The relatively few agents of states whose world it is share daily lives and personal histories. The status of the state as an exalted fiction accentuates the importance of honour for its agents. The modern world consists of many small worlds whose complex relations depend on the formalization of rules. State agents superintend this process, which eventuates in general, highly formal rules. Widely accepted, these general principles are nevertheless irreconcilable as universal standards. Instead they reflect the divergent tendencies inherent in everyday ethics.
THE EVENTS OF DISCOURSE AND THE ETHICS OF GLOBAL HOSPITALITY Michael J. Shapiro.

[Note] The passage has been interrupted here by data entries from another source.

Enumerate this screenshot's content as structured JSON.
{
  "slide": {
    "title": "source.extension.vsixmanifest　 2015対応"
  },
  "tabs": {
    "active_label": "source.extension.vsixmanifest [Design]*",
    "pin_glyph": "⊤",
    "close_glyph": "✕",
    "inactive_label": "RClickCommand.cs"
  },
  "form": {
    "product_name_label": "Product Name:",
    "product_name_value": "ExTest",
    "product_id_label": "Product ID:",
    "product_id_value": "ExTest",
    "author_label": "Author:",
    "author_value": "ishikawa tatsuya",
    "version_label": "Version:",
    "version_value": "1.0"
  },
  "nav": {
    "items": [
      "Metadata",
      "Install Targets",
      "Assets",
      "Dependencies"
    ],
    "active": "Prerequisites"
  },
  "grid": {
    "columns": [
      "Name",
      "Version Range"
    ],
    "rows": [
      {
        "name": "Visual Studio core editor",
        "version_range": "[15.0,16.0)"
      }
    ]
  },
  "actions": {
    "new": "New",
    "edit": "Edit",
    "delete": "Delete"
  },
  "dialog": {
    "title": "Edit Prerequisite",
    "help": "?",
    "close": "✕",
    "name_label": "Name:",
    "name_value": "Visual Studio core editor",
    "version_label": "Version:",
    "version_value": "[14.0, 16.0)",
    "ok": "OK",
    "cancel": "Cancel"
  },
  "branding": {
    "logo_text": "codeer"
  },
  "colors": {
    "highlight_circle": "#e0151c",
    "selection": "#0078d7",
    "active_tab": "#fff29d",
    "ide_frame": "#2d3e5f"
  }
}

This article begins with a critical commentary on the philosophical legacy in which discourse is treated as a mode of representation and communication. It is noted that this approach to discourse fails to heed the relationship between the languages of philosophy and systems of ethical exclusion. Turning then to systems of thought that treat discourse as an event rather than a neutral tool for discovering a universally shared world, the article explores their implications for an ethics of global hospitality. Ultimately, the argument presented is that an ethic of hospitality requires hospitality to one's collective self, based on a recognition that every society, every so-called nation-state, contains disjoint presences, forms of life, biographical trajectories, kinds of persons, that the languages of national or civilisational solidarity will exclude. The response to such difference cannot easily take the form of rational-legal exception; it must be based on a project of re-enactment, a recovery of forms of difference that the consolidating conceptual performances of nationalists and civilisationists (among others) efface.